Two statements by U.S. Ambassador Pamela Hamamoto
At the 79th Meeting of the UNCC Governing Council
June 9, 2015
Nomination of Spain as UNCC Governing Council President
In my first Governing Council meeting, I would like to break with tradition in one particular way. Since the UNCC was established in 1991, this Council has chosen its President twelve times. None of the twelve previously chosen Presidents was a woman. I submit that it is long overdue for us to end that omission. I am proud to be able to nominate Spain, and in particular the Spanish Ambassador, my friend Ana Maria Menéndez Pérez, to serve as President of this Governing Council for the 2015-16 term. Ambassador Menéndez Pérez is an extremely talented diplomat. I am certain she will be an excellent leader of this body.
Thank you, Madam Vice President.
Thank you, Madam President.
Distinguished representatives of Iraq and Kuwait, and distinguished members of the Governing Council,
The United States looks forward to this 79th Governing Council session. This will be a one-day meeting, unlike the previous meetings that were longer, but it promises to be one busy and productive day.
Before discussing the work ahead of us, let me take this opportunity to express the deep sympathy of the United States for the people of Iraq who are going through a tragic period of violence at the hands of a common enemy of all of us. We stand in solidarity with the Government of Iraq during this difficult time and look forward to the day when the suffering of your people will come to an end.
To start, let me congratulate Spain on being chosen as President of the Governing Council for the 2015-16 term. Or I should say, chosen again, because Spain previously served as the second President of the Governing Council, from 1993 to 1994. Heartfelt thanks to Ambassador Menéndez Pérez for agreeing to accept this responsibility. I look forward to working closely with you and your Mission on UNCC matters during the Spanish Presidency. Let me also congratulate and thank Malaysia, on your selection and service as Vice President.

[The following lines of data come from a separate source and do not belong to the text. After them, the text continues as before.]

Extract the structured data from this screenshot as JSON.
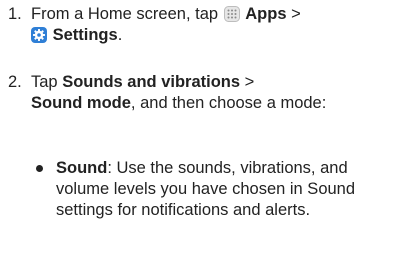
{
  "steps": [
    {
      "number": "1.",
      "text_before": "From a Home screen, tap",
      "apps_icon": "apps-grid-icon",
      "apps_label": "Apps",
      "separator": ">",
      "settings_icon": "settings-gear-icon",
      "settings_label": "Settings",
      "end": "."
    },
    {
      "number": "2.",
      "text_before": "Tap",
      "menu1": "Sounds and vibrations",
      "separator": ">",
      "menu2": "Sound mode",
      "text_after": ", and then choose a mode:"
    }
  ],
  "bullets": [
    {
      "term": "Sound",
      "description": ": Use the sounds, vibrations, and volume levels you have chosen in Sound settings for notifications and alerts."
    }
  ],
  "colors": {
    "text": "#222222",
    "settings_icon_bg": "#2f7fd6",
    "apps_icon_bg": "#e6e6e6"
  }
}
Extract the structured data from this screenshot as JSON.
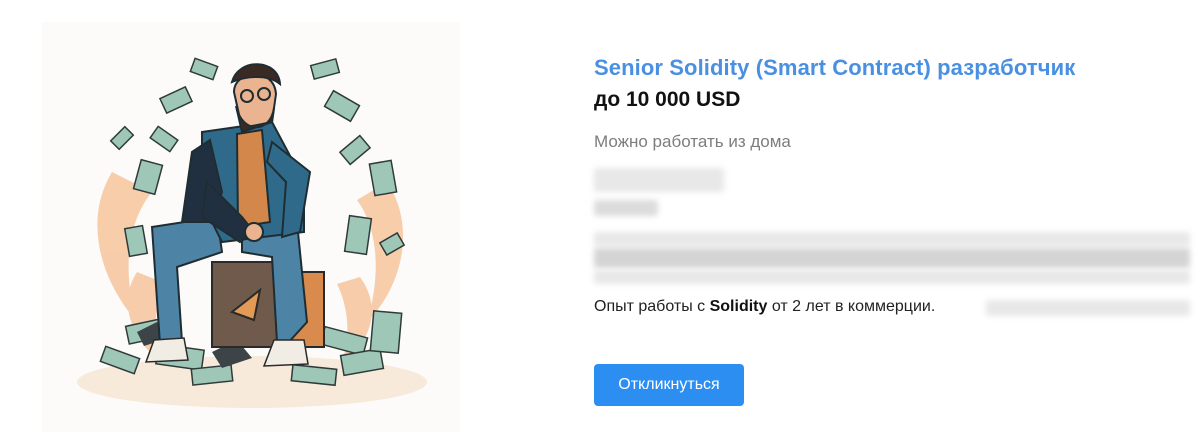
{
  "vacancy": {
    "title": "Senior Solidity (Smart Contract) разработчик",
    "salary": "до 10 000 USD",
    "work_format": "Можно работать из дома",
    "requirement_prefix": "Опыт работы с ",
    "requirement_skill": "Solidity",
    "requirement_suffix": " от 2 лет в коммерции.",
    "respond_label": "Откликнуться"
  },
  "colors": {
    "title": "#4a90e2",
    "button": "#2b8ef0",
    "muted_text": "#7d7d7d"
  },
  "illustration": {
    "subject": "bearded-man-in-suit-sitting-on-box-surrounded-by-money-icon"
  }
}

The UNCC is a little-known UN success story. Established by the Security Council after Saddam Hussein’s Iraqi regime illegally invaded Kuwait, the UNCC showcases the UN’s work to discourage future unlawful acts of aggression, and to contribute to the post-conflict restoration of justice and peace between neighboring states.
We appreciate Iraq’s long-running cooperation with the UNCC, in fulfillment of its Security Council obligations. We further welcome Iraq’s constructive participation in this meeting, particularly that of its Committee of Financial Experts, or COFE. I would like to thank COFE’s head, Dr. Abdulbasit, for coming to Geneva to attend this meeting.
I similarly appreciate Kuwait’s willingness to support Iraq in its neighbor’s hour of difficulty, and I recognize the presence of Chairman Al-Mudhaf of Kuwait’s PAAC.
The UNCC has carried out much of the historic and enormous task that the Security Council gave it. Out of more than $52 billion awarded by the UNCC for over a million claims, all have been paid except for less than $5 billion of one claim to Kuwait. One year ago, we expected that at this time the UNCC would be on the verge of completing its task. But in December 2014, we took a decision in light of Iraq’s extraordinarily difficult security circumstances and unusual budgetary challenges. At the request of Iraq and with the support of Kuwait, we then decided to postpone Iraq’s payment requirement until January 1, 2016.
One issue we will discuss today is what will happen when that postponement ends on January 1, 2016.
If we receive another Iraqi request, important considerations for the United States would include the following. First, we would have much respect for any agreement between Iraq and Kuwait. Second, we must have a clear future plan leading to completion of the UNCC’s mandate in a reasonable time. And third, the UNCC has earned a good reputation, and we need to maintain it. In light of these considerations, we could support some form of continued relief, but we are NOT inclined to support a solution that postpones indefinitely or into the distant future Iraq’s completion of its payment obligations. We have previously praised the UNCC as a rare example of a UN agency that is completing its mandate and then closing down. We still expect that to happen – no longer in 2015, but certainly within a small number of years.
This leads to another topic on today’s agenda, plans for the prompt and orderly wind-down of the UNCC, which is an important U.S. objective. To be clear, we see no need to close the UNCC before Iraq’s payment obligation has been fulfilled. But we see no reason to keep it open beyond that time. The UNCC’s staff has dropped from a high of 257 to its current level of five, and that number will soon be four. Although we have previously argued for promptly reducing staff numbers, the staff level is now reaching a bare minimum, and we would not press for any further reductions at this point.
I said at the opening that the UNCC is a UN success story. In today’s meeting my delegation will seek to preserve that success story, and to bring it to a successful conclusion in the relatively near future.
Thank you, Madam President.